[SUPPLIED DATA]

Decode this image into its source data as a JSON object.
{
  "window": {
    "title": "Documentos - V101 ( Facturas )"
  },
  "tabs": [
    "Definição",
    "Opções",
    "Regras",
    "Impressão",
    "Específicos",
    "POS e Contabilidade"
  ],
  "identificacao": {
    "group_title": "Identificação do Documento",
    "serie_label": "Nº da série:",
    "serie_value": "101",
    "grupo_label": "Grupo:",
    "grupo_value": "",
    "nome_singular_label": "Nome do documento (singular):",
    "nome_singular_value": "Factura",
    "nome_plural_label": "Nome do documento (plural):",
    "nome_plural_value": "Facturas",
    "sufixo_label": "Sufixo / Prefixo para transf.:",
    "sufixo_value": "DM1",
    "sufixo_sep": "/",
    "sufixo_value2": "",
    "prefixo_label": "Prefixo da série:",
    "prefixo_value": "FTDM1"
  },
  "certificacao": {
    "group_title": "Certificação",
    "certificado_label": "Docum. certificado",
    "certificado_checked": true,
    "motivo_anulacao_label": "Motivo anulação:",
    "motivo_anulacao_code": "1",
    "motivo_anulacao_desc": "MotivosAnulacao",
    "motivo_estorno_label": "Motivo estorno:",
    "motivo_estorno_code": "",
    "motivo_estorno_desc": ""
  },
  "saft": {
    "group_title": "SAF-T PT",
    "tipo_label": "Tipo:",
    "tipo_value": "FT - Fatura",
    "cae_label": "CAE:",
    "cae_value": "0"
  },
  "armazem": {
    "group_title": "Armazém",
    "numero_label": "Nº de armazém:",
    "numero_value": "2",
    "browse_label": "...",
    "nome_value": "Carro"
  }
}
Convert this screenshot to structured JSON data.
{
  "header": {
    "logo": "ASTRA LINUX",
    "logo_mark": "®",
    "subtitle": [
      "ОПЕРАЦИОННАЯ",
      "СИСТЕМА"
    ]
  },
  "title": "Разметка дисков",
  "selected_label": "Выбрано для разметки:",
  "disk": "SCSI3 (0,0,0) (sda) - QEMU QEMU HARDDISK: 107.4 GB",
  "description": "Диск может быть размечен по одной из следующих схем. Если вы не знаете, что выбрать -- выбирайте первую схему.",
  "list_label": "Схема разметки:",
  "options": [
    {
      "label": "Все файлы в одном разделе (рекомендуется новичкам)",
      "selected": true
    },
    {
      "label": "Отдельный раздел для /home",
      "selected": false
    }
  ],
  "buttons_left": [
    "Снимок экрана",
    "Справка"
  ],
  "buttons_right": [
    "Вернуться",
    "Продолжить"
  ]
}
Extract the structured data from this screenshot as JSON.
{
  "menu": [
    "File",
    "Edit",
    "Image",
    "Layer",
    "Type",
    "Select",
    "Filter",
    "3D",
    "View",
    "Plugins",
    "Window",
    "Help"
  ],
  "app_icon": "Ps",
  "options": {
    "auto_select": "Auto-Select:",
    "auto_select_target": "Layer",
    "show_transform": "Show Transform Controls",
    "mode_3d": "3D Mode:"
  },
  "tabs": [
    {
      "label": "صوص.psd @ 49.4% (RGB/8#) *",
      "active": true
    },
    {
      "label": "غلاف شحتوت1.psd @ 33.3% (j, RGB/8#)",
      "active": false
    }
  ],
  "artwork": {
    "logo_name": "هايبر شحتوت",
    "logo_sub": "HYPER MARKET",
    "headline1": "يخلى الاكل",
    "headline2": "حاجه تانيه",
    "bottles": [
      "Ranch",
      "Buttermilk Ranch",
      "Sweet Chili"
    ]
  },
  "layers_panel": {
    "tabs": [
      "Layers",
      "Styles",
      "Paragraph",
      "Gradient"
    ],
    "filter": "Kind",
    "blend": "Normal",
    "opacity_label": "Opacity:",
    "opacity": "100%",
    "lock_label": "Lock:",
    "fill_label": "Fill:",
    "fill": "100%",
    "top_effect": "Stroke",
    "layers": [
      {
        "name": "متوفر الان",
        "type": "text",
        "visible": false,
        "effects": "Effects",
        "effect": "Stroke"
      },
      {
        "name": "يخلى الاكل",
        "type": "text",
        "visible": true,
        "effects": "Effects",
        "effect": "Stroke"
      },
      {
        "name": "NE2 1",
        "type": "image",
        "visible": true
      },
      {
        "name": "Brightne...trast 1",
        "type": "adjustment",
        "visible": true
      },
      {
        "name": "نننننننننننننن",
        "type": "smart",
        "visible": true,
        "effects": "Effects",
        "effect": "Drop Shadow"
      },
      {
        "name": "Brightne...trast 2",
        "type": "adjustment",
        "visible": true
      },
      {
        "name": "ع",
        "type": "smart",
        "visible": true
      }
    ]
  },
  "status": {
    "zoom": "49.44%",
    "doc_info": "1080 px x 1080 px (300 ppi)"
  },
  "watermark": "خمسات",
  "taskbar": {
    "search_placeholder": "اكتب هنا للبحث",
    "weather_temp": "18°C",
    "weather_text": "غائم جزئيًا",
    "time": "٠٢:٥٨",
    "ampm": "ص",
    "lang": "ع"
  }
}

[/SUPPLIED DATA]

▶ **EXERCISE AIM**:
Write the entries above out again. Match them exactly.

▶ **RESPONSE**:
Decode this image into its source data as a JSON object.
{
  "window": {
    "title": "Documentos - V101 ( Facturas )"
  },
  "tabs": [
    "Definição",
    "Opções",
    "Regras",
    "Impressão",
    "Específicos",
    "POS e Contabilidade"
  ],
  "identificacao": {
    "group_title": "Identificação do Documento",
    "serie_label": "Nº da série:",
    "serie_value": "101",
    "grupo_label": "Grupo:",
    "grupo_value": "",
    "nome_singular_label": "Nome do documento (singular):",
    "nome_singular_value": "Factura",
    "nome_plural_label": "Nome do documento (plural):",
    "nome_plural_value": "Facturas",
    "sufixo_label": "Sufixo / Prefixo para transf.:",
    "sufixo_value": "DM1",
    "sufixo_sep": "/",
    "sufixo_value2": "",
    "prefixo_label": "Prefixo da série:",
    "prefixo_value": "FTDM1"
  },
  "certificacao": {
    "group_title": "Certificação",
    "certificado_label": "Docum. certificado",
    "certificado_checked": true,
    "motivo_anulacao_label": "Motivo anulação:",
    "motivo_anulacao_code": "1",
    "motivo_anulacao_desc": "MotivosAnulacao",
    "motivo_estorno_label": "Motivo estorno:",
    "motivo_estorno_code": "",
    "motivo_estorno_desc": ""
  },
  "saft": {
    "group_title": "SAF-T PT",
    "tipo_label": "Tipo:",
    "tipo_value": "FT - Fatura",
    "cae_label": "CAE:",
    "cae_value": "0"
  },
  "armazem": {
    "group_title": "Armazém",
    "numero_label": "Nº de armazém:",
    "numero_value": "2",
    "browse_label": "...",
    "nome_value": "Carro"
  }
}
Convert this screenshot to structured JSON data.
{
  "header": {
    "logo": "ASTRA LINUX",
    "logo_mark": "®",
    "subtitle": [
      "ОПЕРАЦИОННАЯ",
      "СИСТЕМА"
    ]
  },
  "title": "Разметка дисков",
  "selected_label": "Выбрано для разметки:",
  "disk": "SCSI3 (0,0,0) (sda) - QEMU QEMU HARDDISK: 107.4 GB",
  "description": "Диск может быть размечен по одной из следующих схем. Если вы не знаете, что выбрать -- выбирайте первую схему.",
  "list_label": "Схема разметки:",
  "options": [
    {
      "label": "Все файлы в одном разделе (рекомендуется новичкам)",
      "selected": true
    },
    {
      "label": "Отдельный раздел для /home",
      "selected": false
    }
  ],
  "buttons_left": [
    "Снимок экрана",
    "Справка"
  ],
  "buttons_right": [
    "Вернуться",
    "Продолжить"
  ]
}
Extract the structured data from this screenshot as JSON.
{
  "menu": [
    "File",
    "Edit",
    "Image",
    "Layer",
    "Type",
    "Select",
    "Filter",
    "3D",
    "View",
    "Plugins",
    "Window",
    "Help"
  ],
  "app_icon": "Ps",
  "options": {
    "auto_select": "Auto-Select:",
    "auto_select_target": "Layer",
    "show_transform": "Show Transform Controls",
    "mode_3d": "3D Mode:"
  },
  "tabs": [
    {
      "label": "صوص.psd @ 49.4% (RGB/8#) *",
      "active": true
    },
    {
      "label": "غلاف شحتوت1.psd @ 33.3% (j, RGB/8#)",
      "active": false
    }
  ],
  "artwork": {
    "logo_name": "هايبر شحتوت",
    "logo_sub": "HYPER MARKET",
    "headline1": "يخلى الاكل",
    "headline2": "حاجه تانيه",
    "bottles": [
      "Ranch",
      "Buttermilk Ranch",
      "Sweet Chili"
    ]
  },
  "layers_panel": {
    "tabs": [
      "Layers",
      "Styles",
      "Paragraph",
      "Gradient"
    ],
    "filter": "Kind",
    "blend": "Normal",
    "opacity_label": "Opacity:",
    "opacity": "100%",
    "lock_label": "Lock:",
    "fill_label": "Fill:",
    "fill": "100%",
    "top_effect": "Stroke",
    "layers": [
      {
        "name": "متوفر الان",
        "type": "text",
        "visible": false,
        "effects": "Effects",
        "effect": "Stroke"
      },
      {
        "name": "يخلى الاكل",
        "type": "text",
        "visible": true,
        "effects": "Effects",
        "effect": "Stroke"
      },
      {
        "name": "NE2 1",
        "type": "image",
        "visible": true
      },
      {
        "name": "Brightne...trast 1",
        "type": "adjustment",
        "visible": true
      },
      {
        "name": "نننننننننننننن",
        "type": "smart",
        "visible": true,
        "effects": "Effects",
        "effect": "Drop Shadow"
      },
      {
        "name": "Brightne...trast 2",
        "type": "adjustment",
        "visible": true
      },
      {
        "name": "ع",
        "type": "smart",
        "visible": true
      }
    ]
  },
  "status": {
    "zoom": "49.44%",
    "doc_info": "1080 px x 1080 px (300 ppi)"
  },
  "watermark": "خمسات",
  "taskbar": {
    "search_placeholder": "اكتب هنا للبحث",
    "weather_temp": "18°C",
    "weather_text": "غائم جزئيًا",
    "time": "٠٢:٥٨",
    "ampm": "ص",
    "lang": "ع"
  }
}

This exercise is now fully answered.